Work to complete ▸
Go through the entries below and write each one out exactly.

.....

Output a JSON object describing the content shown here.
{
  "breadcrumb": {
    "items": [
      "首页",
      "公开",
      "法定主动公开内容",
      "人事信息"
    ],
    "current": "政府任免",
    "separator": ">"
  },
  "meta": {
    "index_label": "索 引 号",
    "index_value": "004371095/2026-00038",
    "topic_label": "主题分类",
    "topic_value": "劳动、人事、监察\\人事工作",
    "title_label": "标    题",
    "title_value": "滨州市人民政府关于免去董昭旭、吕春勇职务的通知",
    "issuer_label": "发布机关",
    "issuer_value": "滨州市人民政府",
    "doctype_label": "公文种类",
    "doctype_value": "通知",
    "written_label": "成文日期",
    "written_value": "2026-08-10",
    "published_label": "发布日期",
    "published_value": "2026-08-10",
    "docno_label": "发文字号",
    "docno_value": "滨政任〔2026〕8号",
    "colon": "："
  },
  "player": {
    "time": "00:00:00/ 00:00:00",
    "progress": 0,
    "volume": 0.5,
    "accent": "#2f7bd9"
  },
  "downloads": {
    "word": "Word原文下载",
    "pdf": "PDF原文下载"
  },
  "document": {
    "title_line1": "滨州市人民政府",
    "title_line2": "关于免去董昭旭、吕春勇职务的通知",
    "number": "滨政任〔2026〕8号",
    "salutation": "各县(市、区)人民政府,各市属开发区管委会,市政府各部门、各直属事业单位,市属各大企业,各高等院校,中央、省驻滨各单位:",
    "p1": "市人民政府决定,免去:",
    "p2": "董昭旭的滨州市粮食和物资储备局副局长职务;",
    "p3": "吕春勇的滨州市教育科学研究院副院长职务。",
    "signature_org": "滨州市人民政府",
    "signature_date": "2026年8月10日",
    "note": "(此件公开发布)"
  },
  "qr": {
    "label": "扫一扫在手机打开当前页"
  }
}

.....

Reply ▸
Output a JSON object describing the content shown here.
{
  "breadcrumb": {
    "items": [
      "首页",
      "公开",
      "法定主动公开内容",
      "人事信息"
    ],
    "current": "政府任免",
    "separator": ">"
  },
  "meta": {
    "index_label": "索 引 号",
    "index_value": "004371095/2026-00038",
    "topic_label": "主题分类",
    "topic_value": "劳动、人事、监察\\人事工作",
    "title_label": "标    题",
    "title_value": "滨州市人民政府关于免去董昭旭、吕春勇职务的通知",
    "issuer_label": "发布机关",
    "issuer_value": "滨州市人民政府",
    "doctype_label": "公文种类",
    "doctype_value": "通知",
    "written_label": "成文日期",
    "written_value": "2026-08-10",
    "published_label": "发布日期",
    "published_value": "2026-08-10",
    "docno_label": "发文字号",
    "docno_value": "滨政任〔2026〕8号",
    "colon": "："
  },
  "player": {
    "time": "00:00:00/ 00:00:00",
    "progress": 0,
    "volume": 0.5,
    "accent": "#2f7bd9"
  },
  "downloads": {
    "word": "Word原文下载",
    "pdf": "PDF原文下载"
  },
  "document": {
    "title_line1": "滨州市人民政府",
    "title_line2": "关于免去董昭旭、吕春勇职务的通知",
    "number": "滨政任〔2026〕8号",
    "salutation": "各县(市、区)人民政府,各市属开发区管委会,市政府各部门、各直属事业单位,市属各大企业,各高等院校,中央、省驻滨各单位:",
    "p1": "市人民政府决定,免去:",
    "p2": "董昭旭的滨州市粮食和物资储备局副局长职务;",
    "p3": "吕春勇的滨州市教育科学研究院副院长职务。",
    "signature_org": "滨州市人民政府",
    "signature_date": "2026年8月10日",
    "note": "(此件公开发布)"
  },
  "qr": {
    "label": "扫一扫在手机打开当前页"
  }
}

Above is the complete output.